Family members look in the coffin that contains the remains of Manuela Chavez who died from symptoms related to the new coronavirus at the age of 88, during a burial service in the Shipibo Indigenous community of Pucallpa, in Peru's Ucayali region, Monday, Aug. 31, 2020. The Shipibo have tried to prevent COVID-19's entrance by blocking off roads and isolating themselves. (AP Photo/Rodrigo Abd)
PUCALLPA, Peru (AP) — As COVID-19 spread quickly through Peru’s Amazon, the Indigenous Shipibo community decided to turn to the wisdom of their ancestors.
Hospitals were far away, short on doctors and running out of beds. Even if they could get in, many of the ill were too fearful to go, convinced that stepping foot in a hospital would only lead to death.
So Mery Fasabi gathered herbs, steeped them in boiling water and instructed her loved ones to breathe in the vapors. She also made syrups of onion and ginger to help clear congested airways.

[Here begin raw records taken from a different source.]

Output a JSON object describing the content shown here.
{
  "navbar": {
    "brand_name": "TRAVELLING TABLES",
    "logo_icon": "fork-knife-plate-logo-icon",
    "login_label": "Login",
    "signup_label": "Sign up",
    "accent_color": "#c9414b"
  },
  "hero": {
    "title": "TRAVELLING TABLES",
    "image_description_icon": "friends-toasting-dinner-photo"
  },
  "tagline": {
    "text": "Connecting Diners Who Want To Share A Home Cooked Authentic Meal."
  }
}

“We had knowledge about these plants, but we didn’t know if they’d really help treat COVID,” the teacher said. “With the pandemic we are discovering new things.” Read more >>